Try it — The reply should contain all the data below, repeated exactly, and none of the images.

Extracted data —
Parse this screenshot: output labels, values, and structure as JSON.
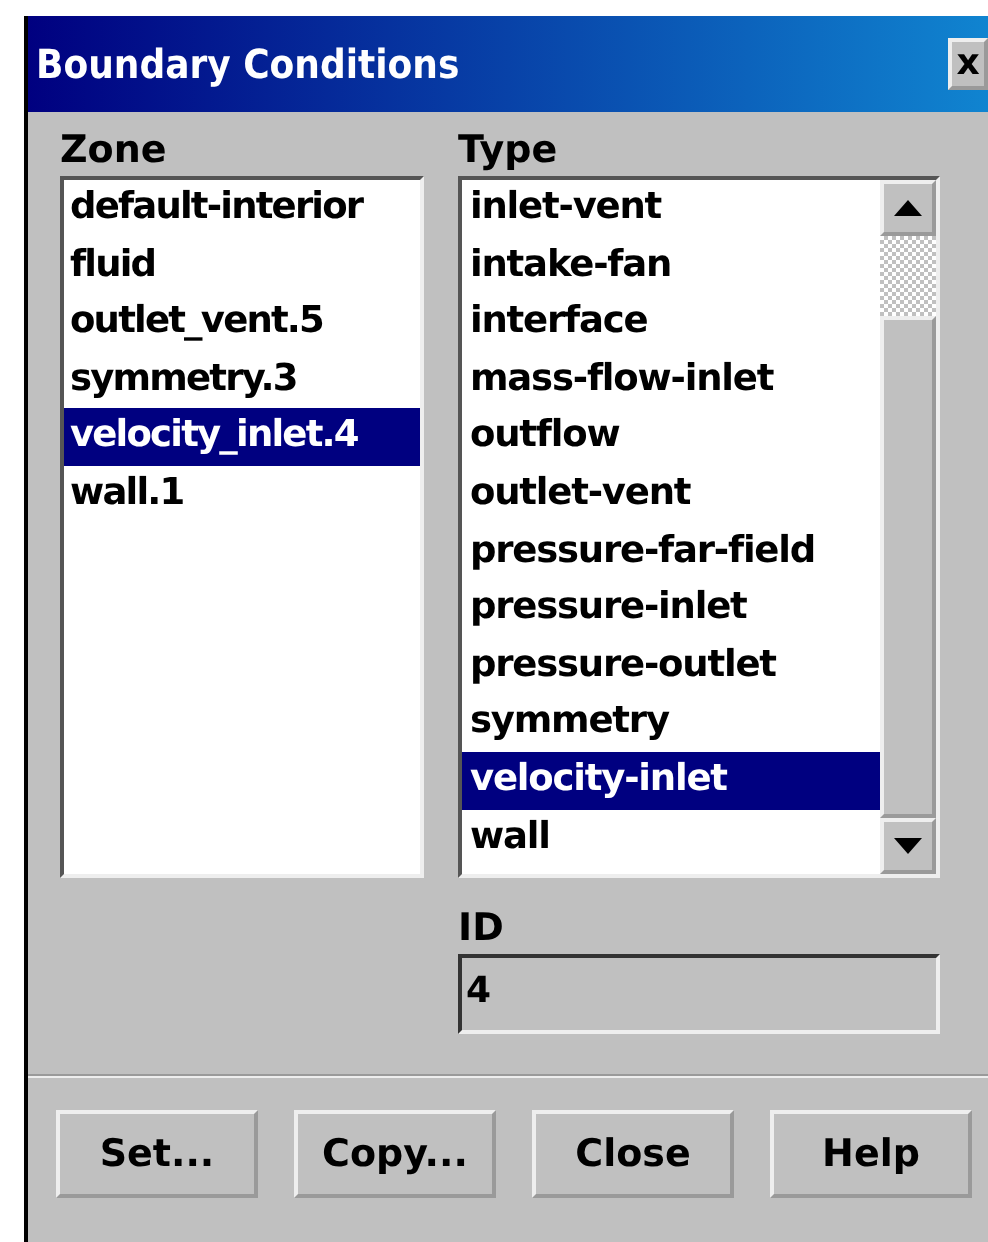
{
  "window": {
    "title": "Boundary Conditions",
    "close_glyph": "x"
  },
  "zone": {
    "label": "Zone",
    "items": [
      {
        "label": "default-interior",
        "selected": false
      },
      {
        "label": "fluid",
        "selected": false
      },
      {
        "label": "outlet_vent.5",
        "selected": false
      },
      {
        "label": "symmetry.3",
        "selected": false
      },
      {
        "label": "velocity_inlet.4",
        "selected": true
      },
      {
        "label": "wall.1",
        "selected": false
      }
    ]
  },
  "type": {
    "label": "Type",
    "items": [
      {
        "label": "inlet-vent",
        "selected": false
      },
      {
        "label": "intake-fan",
        "selected": false
      },
      {
        "label": "interface",
        "selected": false
      },
      {
        "label": "mass-flow-inlet",
        "selected": false
      },
      {
        "label": "outflow",
        "selected": false
      },
      {
        "label": "outlet-vent",
        "selected": false
      },
      {
        "label": "pressure-far-field",
        "selected": false
      },
      {
        "label": "pressure-inlet",
        "selected": false
      },
      {
        "label": "pressure-outlet",
        "selected": false
      },
      {
        "label": "symmetry",
        "selected": false
      },
      {
        "label": "velocity-inlet",
        "selected": true
      },
      {
        "label": "wall",
        "selected": false
      }
    ]
  },
  "id": {
    "label": "ID",
    "value": "4"
  },
  "buttons": [
    "Set...",
    "Copy...",
    "Close",
    "Help"
  ]
}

Output below —
Parse this screenshot: output labels, values, and structure as JSON.
{
  "window": {
    "title": "Boundary Conditions",
    "close_glyph": "x"
  },
  "zone": {
    "label": "Zone",
    "items": [
      {
        "label": "default-interior",
        "selected": false
      },
      {
        "label": "fluid",
        "selected": false
      },
      {
        "label": "outlet_vent.5",
        "selected": false
      },
      {
        "label": "symmetry.3",
        "selected": false
      },
      {
        "label": "velocity_inlet.4",
        "selected": true
      },
      {
        "label": "wall.1",
        "selected": false
      }
    ]
  },
  "type": {
    "label": "Type",
    "items": [
      {
        "label": "inlet-vent",
        "selected": false
      },
      {
        "label": "intake-fan",
        "selected": false
      },
      {
        "label": "interface",
        "selected": false
      },
      {
        "label": "mass-flow-inlet",
        "selected": false
      },
      {
        "label": "outflow",
        "selected": false
      },
      {
        "label": "outlet-vent",
        "selected": false
      },
      {
        "label": "pressure-far-field",
        "selected": false
      },
      {
        "label": "pressure-inlet",
        "selected": false
      },
      {
        "label": "pressure-outlet",
        "selected": false
      },
      {
        "label": "symmetry",
        "selected": false
      },
      {
        "label": "velocity-inlet",
        "selected": true
      },
      {
        "label": "wall",
        "selected": false
      }
    ]
  },
  "id": {
    "label": "ID",
    "value": "4"
  },
  "buttons": [
    "Set...",
    "Copy...",
    "Close",
    "Help"
  ]
}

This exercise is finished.